In his recent State of the Union speech and numerous other speeches, U.S. President Joe Biden summarised his administration’s economic strategy as “Build the economy from the bottom up and the middle out, not the top down.” That “middle out” language and approach has its origins in work by Seattle based entrepreneur and civic activist, Nick Hanauer and INET Oxford's Executive Director Eric Beinhocker.

In a new article in the journal Democracy, Hanauer and Beinhocker give an overview of the ideas that underpin “middle out economics” and discuss why it is much more than a political soundbite. They argue that middle out economics represents a major break from the neoliberal economic thinking that has dominated U.S. and much of Western policymaking since the days of Reagan and Thatcher, and Clinton and Blair. Hanauer and Beinhocker argue that economic inclusion and fairness are key drivers of prosperity, and decades of “greed is good” neoliberalism have resulted in a divided economy, a divided society, and a loss of economic dynamism.

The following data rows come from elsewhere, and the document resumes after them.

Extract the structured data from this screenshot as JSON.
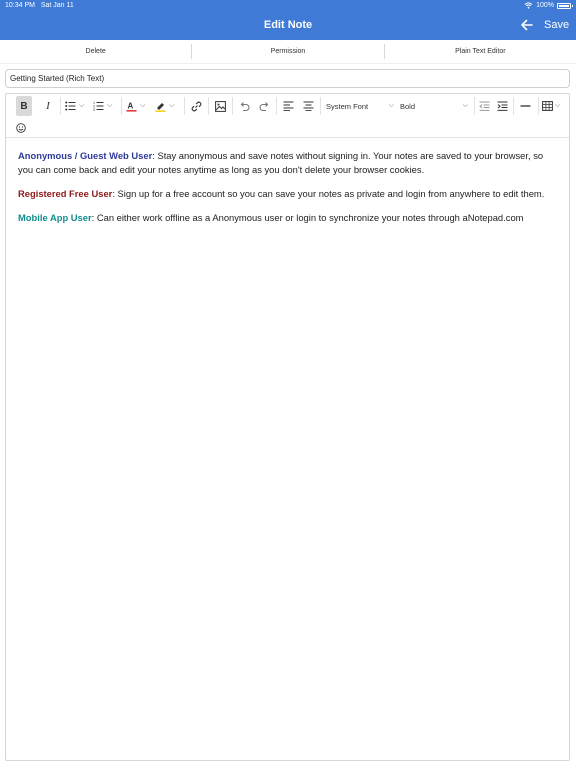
{
  "status_bar": {
    "time": "10:34 PM",
    "date": "Sat Jan 11",
    "battery": "100%",
    "battery_level": 1.0
  },
  "nav": {
    "title": "Edit Note",
    "back_icon": "arrow-left-icon",
    "save_label": "Save"
  },
  "tabs": [
    {
      "label": "Delete"
    },
    {
      "label": "Permission"
    },
    {
      "label": "Plain Text Editor"
    }
  ],
  "note_title": {
    "value": "Getting Started (Rich Text)"
  },
  "toolbar": {
    "font_family": "System Font",
    "font_weight": "Bold",
    "buttons": [
      "bold-icon",
      "italic-icon",
      "bullet-list-icon",
      "numbered-list-icon",
      "text-color-icon",
      "highlight-icon",
      "link-icon",
      "image-icon",
      "undo-icon",
      "redo-icon",
      "align-left-icon",
      "align-center-icon",
      "outdent-icon",
      "indent-icon",
      "horizontal-rule-icon",
      "table-icon",
      "emoji-icon"
    ],
    "colors": {
      "text_color_underline": "#e03b3b",
      "highlight_underline": "#f2d21c"
    }
  },
  "content": {
    "paragraphs": [
      {
        "label": "Anonymous / Guest Web User",
        "text": ": Stay anonymous and save notes without signing in. Your notes are saved to your browser, so you can come back and edit your notes anytime as long as you don't delete your browser cookies."
      },
      {
        "label": "Registered Free User",
        "text": ": Sign up for a free account so you can save your notes as private and login from anywhere to edit them."
      },
      {
        "label": "Mobile App User",
        "text": ": Can either work offline as a Anonymous user or login to synchronize your notes through aNotepad.com"
      }
    ]
  },
  "colors": {
    "accent": "#3f7bd6",
    "label_1": "#2e3b99",
    "label_2": "#8b1a1a",
    "label_3": "#128e8e"
  }
}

By rebuilding “fair social contracts” and re-investing in people, knowledge, and shared infrastructure, we can “build back better” to an economy that is both more inclusive and more prosperous.

Read the full article here:

Image Credit: ApostolisBril/